Activity: Since pictures do not belong in the copy, please repeat every record below exactly without them.
*** Source material ***
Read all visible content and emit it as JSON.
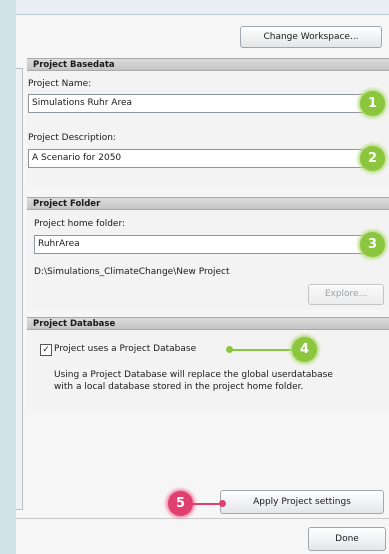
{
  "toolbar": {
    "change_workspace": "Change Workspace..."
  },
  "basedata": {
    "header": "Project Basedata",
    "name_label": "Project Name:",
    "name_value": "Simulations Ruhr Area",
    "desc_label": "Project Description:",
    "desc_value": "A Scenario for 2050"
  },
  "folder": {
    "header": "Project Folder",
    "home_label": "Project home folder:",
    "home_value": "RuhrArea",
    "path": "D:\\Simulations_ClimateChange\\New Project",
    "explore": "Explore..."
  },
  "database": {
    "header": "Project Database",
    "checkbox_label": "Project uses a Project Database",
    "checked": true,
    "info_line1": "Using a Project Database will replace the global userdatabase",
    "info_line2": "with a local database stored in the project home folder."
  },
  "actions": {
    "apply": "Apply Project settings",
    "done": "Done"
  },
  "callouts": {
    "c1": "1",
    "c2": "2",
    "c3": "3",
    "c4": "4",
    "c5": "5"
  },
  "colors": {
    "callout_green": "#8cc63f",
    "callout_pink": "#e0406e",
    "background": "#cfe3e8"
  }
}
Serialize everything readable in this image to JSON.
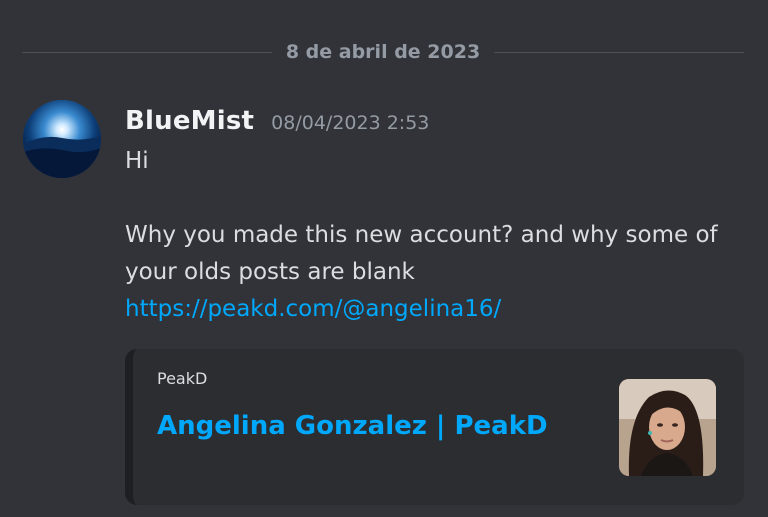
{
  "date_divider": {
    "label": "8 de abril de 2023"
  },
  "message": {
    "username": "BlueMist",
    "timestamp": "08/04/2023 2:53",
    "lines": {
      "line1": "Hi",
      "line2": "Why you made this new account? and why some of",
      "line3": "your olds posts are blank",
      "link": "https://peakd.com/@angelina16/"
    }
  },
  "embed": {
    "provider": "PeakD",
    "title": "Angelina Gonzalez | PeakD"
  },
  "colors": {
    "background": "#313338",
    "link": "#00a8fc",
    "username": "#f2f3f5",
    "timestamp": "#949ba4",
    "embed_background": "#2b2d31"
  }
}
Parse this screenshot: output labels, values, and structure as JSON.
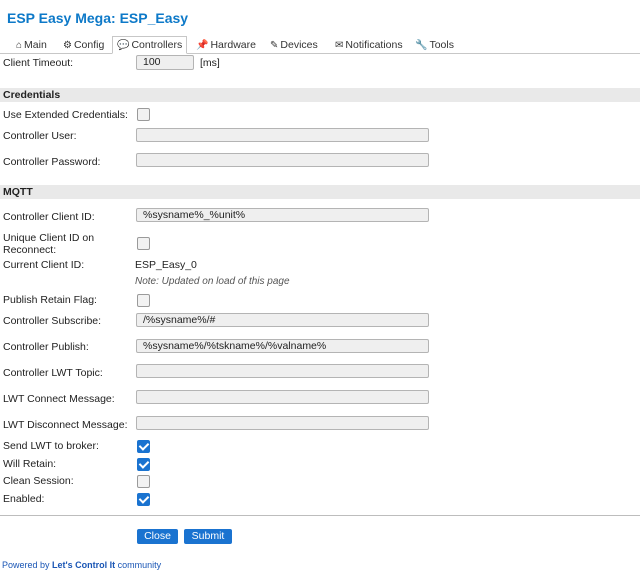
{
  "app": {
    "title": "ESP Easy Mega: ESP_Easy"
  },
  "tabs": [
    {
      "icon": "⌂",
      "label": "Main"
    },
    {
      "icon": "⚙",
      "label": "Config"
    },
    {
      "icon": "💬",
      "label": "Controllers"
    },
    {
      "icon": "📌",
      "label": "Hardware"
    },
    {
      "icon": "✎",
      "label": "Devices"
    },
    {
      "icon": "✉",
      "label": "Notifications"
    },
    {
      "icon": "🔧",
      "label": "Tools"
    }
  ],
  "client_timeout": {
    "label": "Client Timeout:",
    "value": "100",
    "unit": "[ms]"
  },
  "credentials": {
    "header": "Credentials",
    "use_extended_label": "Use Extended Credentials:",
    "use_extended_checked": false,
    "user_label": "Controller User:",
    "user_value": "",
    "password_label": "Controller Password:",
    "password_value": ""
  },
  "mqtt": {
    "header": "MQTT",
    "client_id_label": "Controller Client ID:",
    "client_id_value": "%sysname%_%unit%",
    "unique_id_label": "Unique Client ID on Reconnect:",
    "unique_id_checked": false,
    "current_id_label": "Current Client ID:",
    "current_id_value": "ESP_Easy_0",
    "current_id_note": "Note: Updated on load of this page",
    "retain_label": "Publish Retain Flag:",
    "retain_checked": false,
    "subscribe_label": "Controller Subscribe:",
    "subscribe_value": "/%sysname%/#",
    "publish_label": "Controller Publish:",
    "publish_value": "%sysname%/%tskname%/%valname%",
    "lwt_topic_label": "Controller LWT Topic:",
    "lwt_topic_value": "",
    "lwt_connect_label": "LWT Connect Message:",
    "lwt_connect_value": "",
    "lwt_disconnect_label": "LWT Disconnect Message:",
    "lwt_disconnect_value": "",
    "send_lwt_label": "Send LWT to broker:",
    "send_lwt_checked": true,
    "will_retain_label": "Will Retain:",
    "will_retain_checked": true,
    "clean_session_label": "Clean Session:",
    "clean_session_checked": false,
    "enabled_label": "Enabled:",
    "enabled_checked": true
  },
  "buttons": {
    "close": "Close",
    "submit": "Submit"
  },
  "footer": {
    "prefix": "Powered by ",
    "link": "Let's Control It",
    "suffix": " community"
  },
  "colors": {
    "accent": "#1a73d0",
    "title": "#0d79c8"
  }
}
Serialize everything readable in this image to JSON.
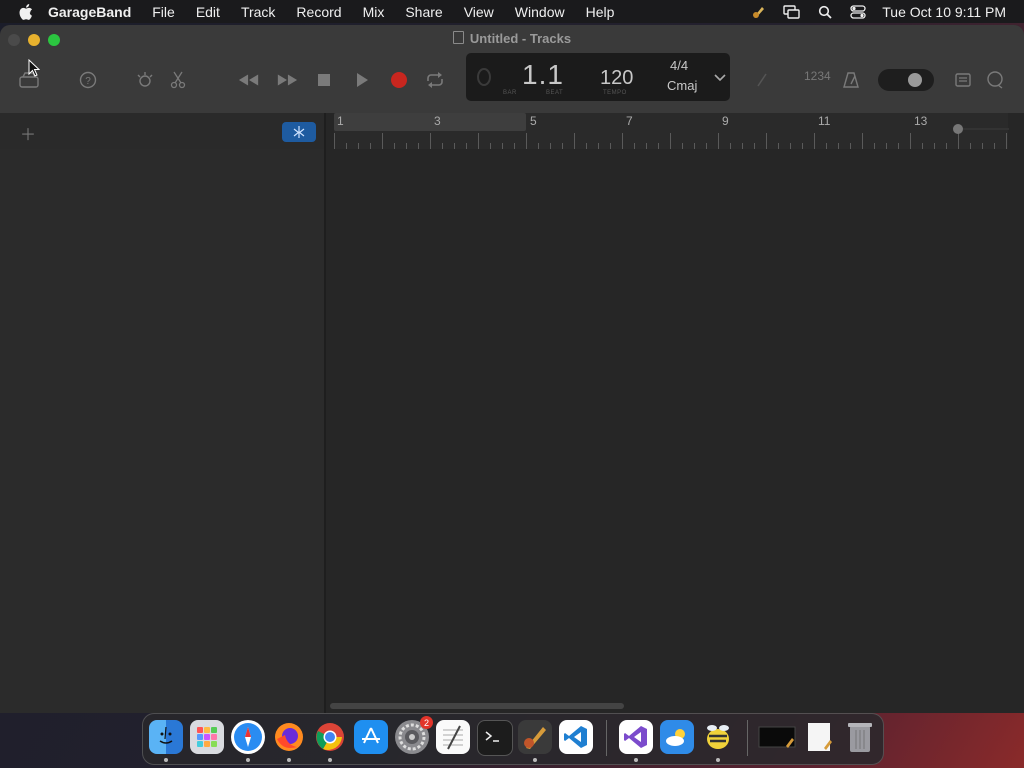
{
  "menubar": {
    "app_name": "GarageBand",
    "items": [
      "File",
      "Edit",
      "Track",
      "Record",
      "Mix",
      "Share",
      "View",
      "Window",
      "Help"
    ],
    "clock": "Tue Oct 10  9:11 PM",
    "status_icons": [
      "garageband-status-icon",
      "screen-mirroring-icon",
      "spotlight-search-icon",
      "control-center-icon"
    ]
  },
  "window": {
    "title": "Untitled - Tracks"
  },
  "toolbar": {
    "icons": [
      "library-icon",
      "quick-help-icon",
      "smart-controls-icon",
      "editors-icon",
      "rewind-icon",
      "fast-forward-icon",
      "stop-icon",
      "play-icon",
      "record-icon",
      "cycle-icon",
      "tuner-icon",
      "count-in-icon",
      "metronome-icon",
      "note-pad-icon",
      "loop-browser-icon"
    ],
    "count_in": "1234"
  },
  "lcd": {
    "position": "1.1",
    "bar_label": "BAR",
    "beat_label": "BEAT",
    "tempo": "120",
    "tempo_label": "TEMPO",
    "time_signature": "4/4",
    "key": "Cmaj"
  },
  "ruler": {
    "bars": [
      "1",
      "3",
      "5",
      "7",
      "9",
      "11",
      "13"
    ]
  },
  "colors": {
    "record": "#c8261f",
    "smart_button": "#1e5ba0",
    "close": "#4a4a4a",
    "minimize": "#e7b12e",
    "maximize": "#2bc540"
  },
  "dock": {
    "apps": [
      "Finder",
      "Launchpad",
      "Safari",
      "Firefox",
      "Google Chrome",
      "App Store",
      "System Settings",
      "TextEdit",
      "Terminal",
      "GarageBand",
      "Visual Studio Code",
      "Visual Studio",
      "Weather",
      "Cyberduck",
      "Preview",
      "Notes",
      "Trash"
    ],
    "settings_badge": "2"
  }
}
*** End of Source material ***
Written answer:
Read all visible content and emit it as JSON.
{
  "toolbar": {
    "change_workspace": "Change Workspace..."
  },
  "basedata": {
    "header": "Project Basedata",
    "name_label": "Project Name:",
    "name_value": "Simulations Ruhr Area",
    "desc_label": "Project Description:",
    "desc_value": "A Scenario for 2050"
  },
  "folder": {
    "header": "Project Folder",
    "home_label": "Project home folder:",
    "home_value": "RuhrArea",
    "path": "D:\\Simulations_ClimateChange\\New Project",
    "explore": "Explore..."
  },
  "database": {
    "header": "Project Database",
    "checkbox_label": "Project uses a Project Database",
    "checked": true,
    "info_line1": "Using a Project Database will replace the global userdatabase",
    "info_line2": "with a local database stored in the project home folder."
  },
  "actions": {
    "apply": "Apply Project settings",
    "done": "Done"
  },
  "callouts": {
    "c1": "1",
    "c2": "2",
    "c3": "3",
    "c4": "4",
    "c5": "5"
  },
  "colors": {
    "callout_green": "#8cc63f",
    "callout_pink": "#e0406e",
    "background": "#cfe3e8"
  }
}
Serialize everything readable in this image to JSON.
{
  "date_divider": {
    "label": "8 de abril de 2023"
  },
  "message": {
    "username": "BlueMist",
    "timestamp": "08/04/2023 2:53",
    "lines": {
      "line1": "Hi",
      "line2": "Why you made this new account? and why some of",
      "line3": "your olds posts are blank",
      "link": "https://peakd.com/@angelina16/"
    }
  },
  "embed": {
    "provider": "PeakD",
    "title": "Angelina Gonzalez | PeakD"
  },
  "colors": {
    "background": "#313338",
    "link": "#00a8fc",
    "username": "#f2f3f5",
    "timestamp": "#949ba4",
    "embed_background": "#2b2d31"
  }
}
Parse this screenshot: output labels, values, and structure as JSON.
{
  "app": {
    "title": "ESP Easy Mega: ESP_Easy"
  },
  "tabs": [
    {
      "icon": "⌂",
      "label": "Main"
    },
    {
      "icon": "⚙",
      "label": "Config"
    },
    {
      "icon": "💬",
      "label": "Controllers"
    },
    {
      "icon": "📌",
      "label": "Hardware"
    },
    {
      "icon": "✎",
      "label": "Devices"
    },
    {
      "icon": "✉",
      "label": "Notifications"
    },
    {
      "icon": "🔧",
      "label": "Tools"
    }
  ],
  "client_timeout": {
    "label": "Client Timeout:",
    "value": "100",
    "unit": "[ms]"
  },
  "credentials": {
    "header": "Credentials",
    "use_extended_label": "Use Extended Credentials:",
    "use_extended_checked": false,
    "user_label": "Controller User:",
    "user_value": "",
    "password_label": "Controller Password:",
    "password_value": ""
  },
  "mqtt": {
    "header": "MQTT",
    "client_id_label": "Controller Client ID:",
    "client_id_value": "%sysname%_%unit%",
    "unique_id_label": "Unique Client ID on Reconnect:",
    "unique_id_checked": false,
    "current_id_label": "Current Client ID:",
    "current_id_value": "ESP_Easy_0",
    "current_id_note": "Note: Updated on load of this page",
    "retain_label": "Publish Retain Flag:",
    "retain_checked": false,
    "subscribe_label": "Controller Subscribe:",
    "subscribe_value": "/%sysname%/#",
    "publish_label": "Controller Publish:",
    "publish_value": "%sysname%/%tskname%/%valname%",
    "lwt_topic_label": "Controller LWT Topic:",
    "lwt_topic_value": "",
    "lwt_connect_label": "LWT Connect Message:",
    "lwt_connect_value": "",
    "lwt_disconnect_label": "LWT Disconnect Message:",
    "lwt_disconnect_value": "",
    "send_lwt_label": "Send LWT to broker:",
    "send_lwt_checked": true,
    "will_retain_label": "Will Retain:",
    "will_retain_checked": true,
    "clean_session_label": "Clean Session:",
    "clean_session_checked": false,
    "enabled_label": "Enabled:",
    "enabled_checked": true
  },
  "buttons": {
    "close": "Close",
    "submit": "Submit"
  },
  "footer": {
    "prefix": "Powered by ",
    "link": "Let's Control It",
    "suffix": " community"
  },
  "colors": {
    "accent": "#1a73d0",
    "title": "#0d79c8"
  }
}
Serialize everything readable in this image to JSON.
{
  "menubar": {
    "app_name": "GarageBand",
    "items": [
      "File",
      "Edit",
      "Track",
      "Record",
      "Mix",
      "Share",
      "View",
      "Window",
      "Help"
    ],
    "clock": "Tue Oct 10  9:11 PM",
    "status_icons": [
      "garageband-status-icon",
      "screen-mirroring-icon",
      "spotlight-search-icon",
      "control-center-icon"
    ]
  },
  "window": {
    "title": "Untitled - Tracks"
  },
  "toolbar": {
    "icons": [
      "library-icon",
      "quick-help-icon",
      "smart-controls-icon",
      "editors-icon",
      "rewind-icon",
      "fast-forward-icon",
      "stop-icon",
      "play-icon",
      "record-icon",
      "cycle-icon",
      "tuner-icon",
      "count-in-icon",
      "metronome-icon",
      "note-pad-icon",
      "loop-browser-icon"
    ],
    "count_in": "1234"
  },
  "lcd": {
    "position": "1.1",
    "bar_label": "BAR",
    "beat_label": "BEAT",
    "tempo": "120",
    "tempo_label": "TEMPO",
    "time_signature": "4/4",
    "key": "Cmaj"
  },
  "ruler": {
    "bars": [
      "1",
      "3",
      "5",
      "7",
      "9",
      "11",
      "13"
    ]
  },
  "colors": {
    "record": "#c8261f",
    "smart_button": "#1e5ba0",
    "close": "#4a4a4a",
    "minimize": "#e7b12e",
    "maximize": "#2bc540"
  },
  "dock": {
    "apps": [
      "Finder",
      "Launchpad",
      "Safari",
      "Firefox",
      "Google Chrome",
      "App Store",
      "System Settings",
      "TextEdit",
      "Terminal",
      "GarageBand",
      "Visual Studio Code",
      "Visual Studio",
      "Weather",
      "Cyberduck",
      "Preview",
      "Notes",
      "Trash"
    ],
    "settings_badge": "2"
  }
}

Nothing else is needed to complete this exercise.